Photo by Sean O'Flaherty.
I was sitting in an Alanon Step meeting last week, working on step #3: “We made a decision to turn our will and our lives over to the care of God as we understood Him.” I was listening to the stories of people in crisis, or people who were impacted by the crisis of those they loved dearly. I was observing the intimacy involved in...
Photo by Cory Doctorow.
There has been a lot of talk about gun violence and gun control. Conversations we need to have as a nation, desperately need to have. America’s Shadow—one of its shadows, at least—is a dangerous one: an armed one, a xenophobic and paranoid Shadow that threatens us all. In this conversation as in any, people readily choose up...
In Alfred Hitchcock’s Vertigo, Madeleine Elster (played by Kim Novak), possessed by the ghost of her ancestor Carlotta, notices a cutting of a redwood tree in the Muir Woods National Monuments in northern California, noting centuries of history marked by the rings of a great redwood. “Here I was born, and there I died,” pointing...
The lived experience of having someone die in your presence can have personally impact. I had the occasion to listen to the account of a paramedic’s experience with having a patient literally die in his arms. I was able to offer an existential perspective to him, drawing the on the works of Rollo May’s The Meaning of Anxiety and Ernest...
Original photo by Krzysztof Mizera.
Your image of God creates you.

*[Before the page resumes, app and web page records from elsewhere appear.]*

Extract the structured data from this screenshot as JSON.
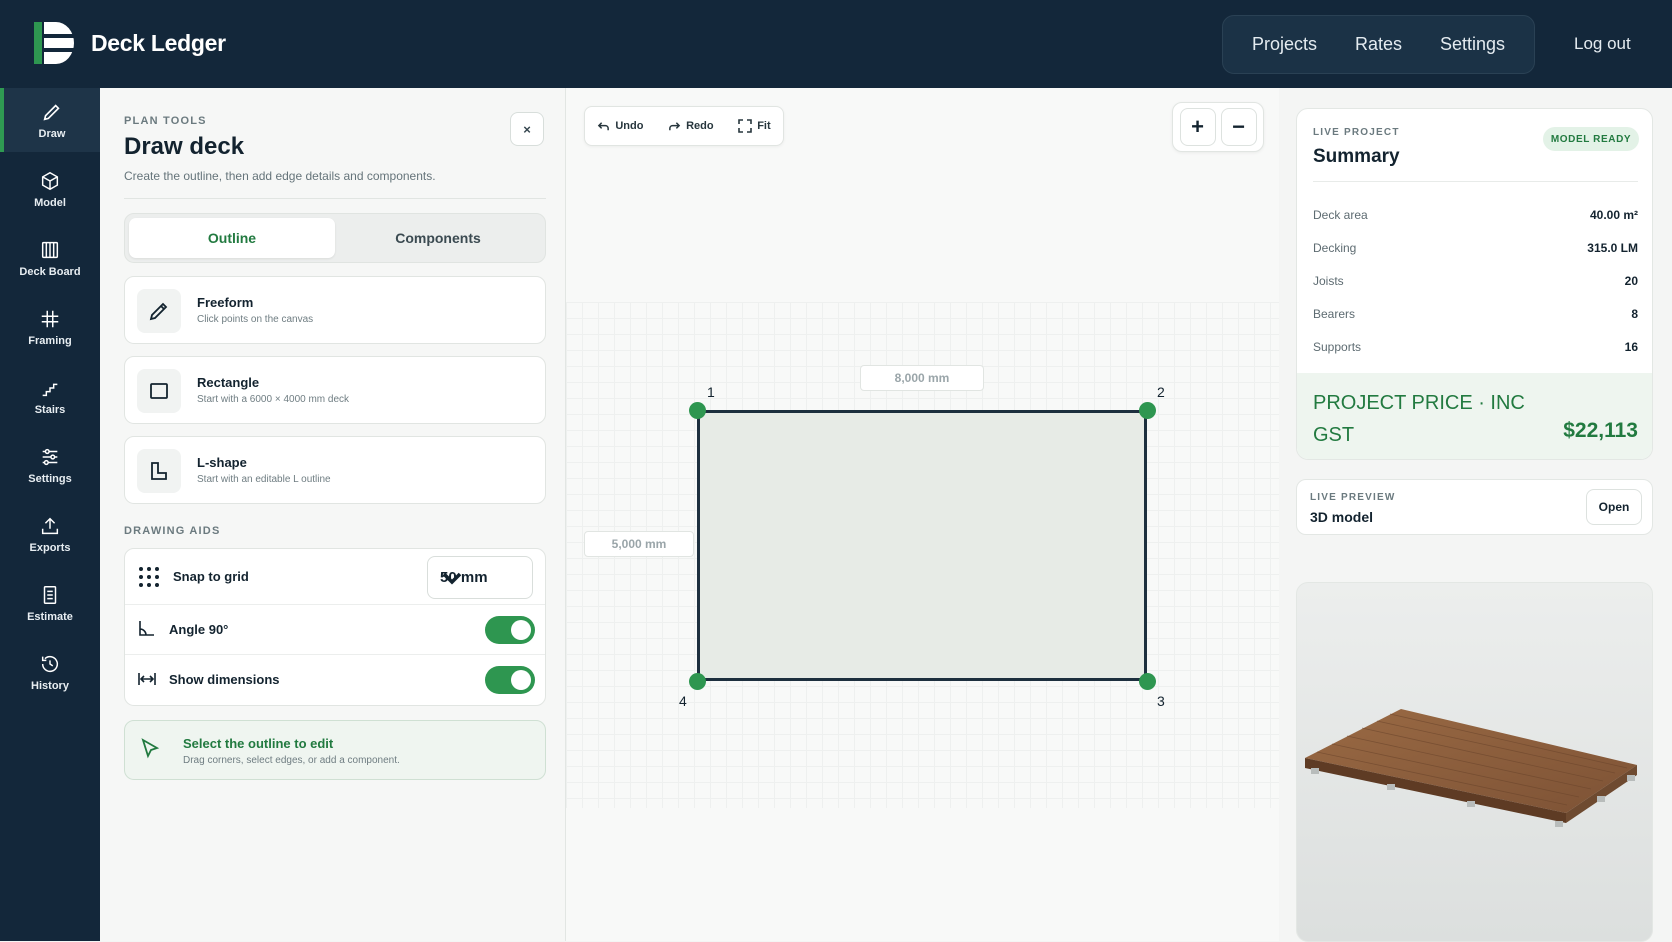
{
  "header": {
    "brand": "Deck Ledger",
    "nav": [
      "Projects",
      "Rates",
      "Settings"
    ],
    "logout": "Log out"
  },
  "sidebar": {
    "items": [
      {
        "label": "Draw",
        "icon": "pencil-icon"
      },
      {
        "label": "Model",
        "icon": "cube-icon"
      },
      {
        "label": "Deck Board",
        "icon": "boards-icon"
      },
      {
        "label": "Framing",
        "icon": "hash-icon"
      },
      {
        "label": "Stairs",
        "icon": "stairs-icon"
      },
      {
        "label": "Settings",
        "icon": "sliders-icon"
      },
      {
        "label": "Exports",
        "icon": "upload-icon"
      },
      {
        "label": "Estimate",
        "icon": "document-icon"
      },
      {
        "label": "History",
        "icon": "history-icon"
      }
    ]
  },
  "panel": {
    "eyebrow": "PLAN TOOLS",
    "title": "Draw deck",
    "subtitle": "Create the outline, then add edge details and components.",
    "close": "×",
    "tabs": [
      "Outline",
      "Components"
    ],
    "tools": [
      {
        "title": "Freeform",
        "desc": "Click points on the canvas"
      },
      {
        "title": "Rectangle",
        "desc": "Start with a 6000 × 4000 mm deck"
      },
      {
        "title": "L-shape",
        "desc": "Start with an editable L outline"
      }
    ],
    "aids_label": "DRAWING AIDS",
    "snap": {
      "label": "Snap to grid",
      "value": "50 mm"
    },
    "angle": {
      "label": "Angle 90°",
      "on": true
    },
    "dims": {
      "label": "Show dimensions",
      "on": true
    },
    "hint": {
      "title": "Select the outline to edit",
      "desc": "Drag corners, select edges, or add a component."
    }
  },
  "canvas": {
    "undo": "Undo",
    "redo": "Redo",
    "fit": "Fit",
    "zoom_in": "+",
    "zoom_out": "−",
    "width_label": "8,000 mm",
    "height_label": "5,000 mm",
    "points": [
      "1",
      "2",
      "3",
      "4"
    ]
  },
  "summary": {
    "eyebrow": "LIVE PROJECT",
    "title": "Summary",
    "badge": "MODEL READY",
    "rows": [
      {
        "k": "Deck area",
        "v": "40.00 m²"
      },
      {
        "k": "Decking",
        "v": "315.0 LM"
      },
      {
        "k": "Joists",
        "v": "20"
      },
      {
        "k": "Bearers",
        "v": "8"
      },
      {
        "k": "Supports",
        "v": "16"
      }
    ],
    "price_label": "PROJECT PRICE · INC GST",
    "price": "$22,113"
  },
  "preview": {
    "eyebrow": "LIVE PREVIEW",
    "title": "3D model",
    "open": "Open"
  },
  "colors": {
    "navy": "#13273a",
    "green": "#2e9650",
    "accent_text": "#227a40"
  }
}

Not to Prove Anything, but to Experience Someone, Richard Rohr The holiday season has always been a reflective time for me, but this year has been particularly so. Whatever the reason, much of my reflection has centered on my experience of God. As I have mentioned in other blog entries, I was raised in a very...
How could a wicked character be given by the Gods? –- Plotinus In The Soul’s Code, Hillman (1996) offers the acorn theory as an alternative to explaining human life in terms of genetic determinism or as a sheer accident. The idea for the acorn theory came from Plato’s "Myth of Er" in The Republic. Following Plato,...
New Year's 2013 in Munich.
It’s 2013, and we are now embarking on yet another new year. We have 365 days to accomplish the goals we have set, 365 days to make our mark on the world and 365 days to change the course of our lives. Gandhi once challenged us to “be the change we wish to see in the world,” and I would like to do the same.   Many of us...
The Maui coast. Photo by Ryan Oelke.
The man selling fresh fruit a couple of blocks from where I am staying in Maui first explained the best way to cut and eat a pineapple. After purchasing the perfectly golden delight, I asked what the meaning of “aloha” is to him. “Oh, many people say it for everything,” he said. “But most people don’t know the...
From the 1843 edition of A Christmas Carol.
Holiday time in the United States means lots of things to lots of people, but for movie buffs (aka cinema aficionados, film snobs, and DVR space hogs) like me it means the return of the classic Christmas movies. And also the classic Christmas specials—the cartoons and Claymation rank right up there for me. Many people quickly dismiss these...